That’s not the only trouble Bruce Wayne faces. He has lost most of his wealth and worse yet, someone is scheming to cause him to lose the rest of it and wrest control of Wayne Enterprises from him. The one person who seems to clearly be on his side is Miranda Tate (Marion Cotillard), his partner in an energy venture that involves a nuclear device that might solve the city’s energy problems. But it could also become a horrific weapon in the wrong hands.
The man truly behind the effort to bring more woe to Wayne’s life is Bane (Tom Hardy), a big, strong, disfigured man. He wears a metal mask covering much of his face, reminiscent of that worn by Darth Vader. He has assumed leadership of the League of Shadows. You remember the League, introduced in “Batman Begins” and led by Ra’s Al Gul (Liam Neeson). It wanted to destroy Gotham City to cleanse it and that is Bane’s plan as he wants to avenge the death of his mentor. His plans will force Batman to return.
This isn’t your typical action film cast. Christian Bale, Michael Caine, Morgan Freeman (reprising his role as Lucius Fox) and Marion Cotillard are all Oscar winners. Anne Hathaway and Gary Oldman were nominated for Oscars in their careers. Thus it comes as no surprise that the performances are excellent. Joseph Gordon-Levitt is great as John Blake, a uniformed cop turned detective that becomes one of the right hand-men to Commissioner Gordon. In particular, Hathaway and Hardy are brilliant in their roles, she bringing an element of action-adventure star along with wonderful emotional range while he is perfectly cast as the man who will expose the greatest truth of all about Batman.
You see, The Dark Knight Rises is a superhero movie but all too often people forget that Batman is just a man, not endowed with any superpowers. He is vulnerable and that vulnerability is exposed when he meets Bane and finds a man who is capable of battling with him on his level and more.
Nolan and his brother who co-wrote the script, bring social commentary into the story, as Bane attempts to turn the struggle for control of Gotham into a contest between the haves and the have-nots. Images of the Occupy Movement and those they would label as the “1%” are visible as the struggle intensifies. Those judged to have committed crimes against the ‘people’ are brought before a judge who is solely interested in pronouncing sentence. Their guilt is assumed.

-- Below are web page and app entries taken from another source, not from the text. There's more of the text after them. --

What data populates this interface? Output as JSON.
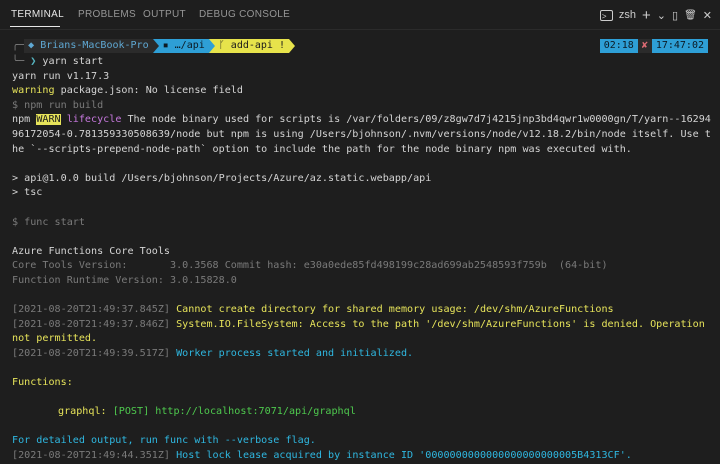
{
  "tabs": [
    "TERMINAL",
    "PROBLEMS",
    "OUTPUT",
    "DEBUG CONSOLE"
  ],
  "actions": {
    "shell_label": "zsh",
    "add_label": "+",
    "chevron": "⌄",
    "split": "▯",
    "trash": "🗑",
    "close": "✕"
  },
  "prompt": {
    "user": "Brians-MacBook-Pro",
    "dir": "…/api",
    "branch": "add-api",
    "branch_flag": "!",
    "duration": "02:18",
    "status": "✘",
    "time": "17:47:02",
    "command": "yarn start"
  },
  "lines": {
    "l1": "yarn run v1.17.3",
    "l2_label": "warning",
    "l2_text": " package.json: No license field",
    "l3": "$ npm run build",
    "l4_npm": "npm ",
    "l4_warn": "WARN",
    "l4_life": " lifecycle",
    "l4_text": " The node binary used for scripts is /var/folders/09/z8gw7d7j4215jnp3bd4qwr1w0000gn/T/yarn--1629496172054-0.781359330508639/node but npm is using /Users/bjohnson/.nvm/versions/node/v12.18.2/bin/node itself. Use the `--scripts-prepend-node-path` option to include the path for the node binary npm was executed with.",
    "l5": "> api@1.0.0 build /Users/bjohnson/Projects/Azure/az.static.webapp/api",
    "l6": "> tsc",
    "l7": "$ func start",
    "l8": "Azure Functions Core Tools",
    "l9": "Core Tools Version:       3.0.3568 Commit hash: e30a0ede85fd498199c28ad699ab2548593f759b  (64-bit)",
    "l10": "Function Runtime Version: 3.0.15828.0",
    "l11_ts": "[2021-08-20T21:49:37.845Z]",
    "l11_msg": " Cannot create directory for shared memory usage: /dev/shm/AzureFunctions",
    "l12_ts": "[2021-08-20T21:49:37.846Z]",
    "l12_msg": " System.IO.FileSystem: Access to the path '/dev/shm/AzureFunctions' is denied. Operation not permitted.",
    "l13_ts": "[2021-08-20T21:49:39.517Z]",
    "l13_msg": " Worker process started and initialized.",
    "l14": "Functions:",
    "l15_name": "graphql:",
    "l15_method": " [POST]",
    "l15_url": " http://localhost:7071/api/graphql",
    "l16": "For detailed output, run func with --verbose flag.",
    "l17_ts": "[2021-08-20T21:49:44.351Z]",
    "l17_msg": " Host lock lease acquired by instance ID '0000000000000000000000005B4313CF'."
  }
}
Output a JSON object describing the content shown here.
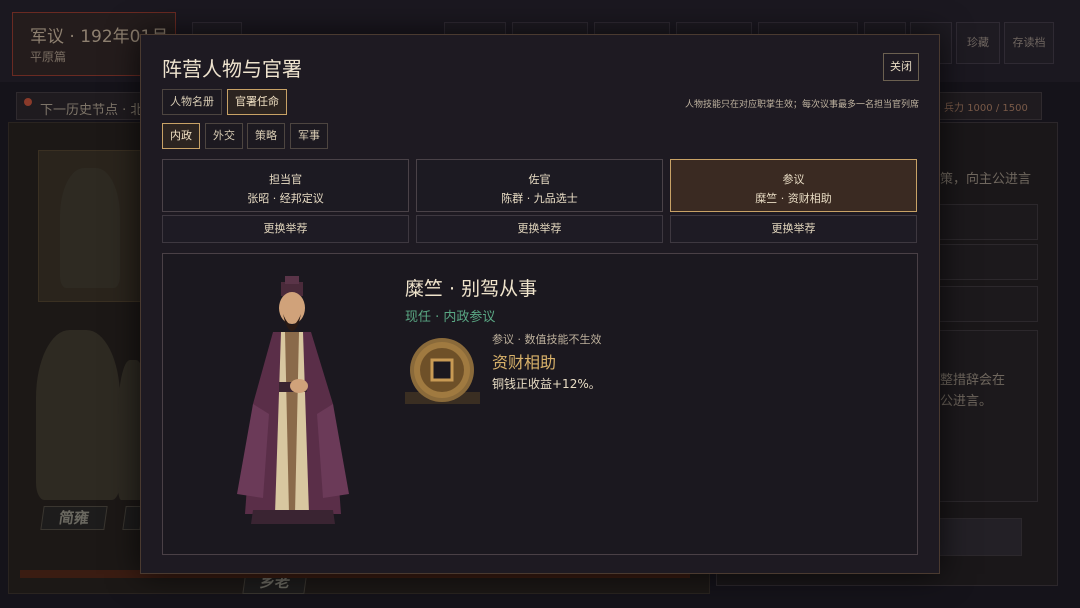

The visuals are awesome and inspiring. So are the special effects. The ‘toys’ used by Batman and Selina Kyle’s alter-ego, Catwoman are impressive. Hans Zimmer’s score is pulse-pounding and set perfectly against the various images it enhances. If this is indeed the final effort by Christopher Nolan in the Batman universe (you may argue that there is or isn’t a sequel set-up, I’ll leave that to you, but logically any movie that generates as much box office as TDKR automatically puts the notion of “let’s do another” into the minds of its producers) then he went out with a flourish. One could pick at a few very minor ‘flaws’ where what we are treated to on screen would be done differently in real life, but this isn’t real life. This is a movie. A superhero movie. A spectacular superhero movie. Enjoy it.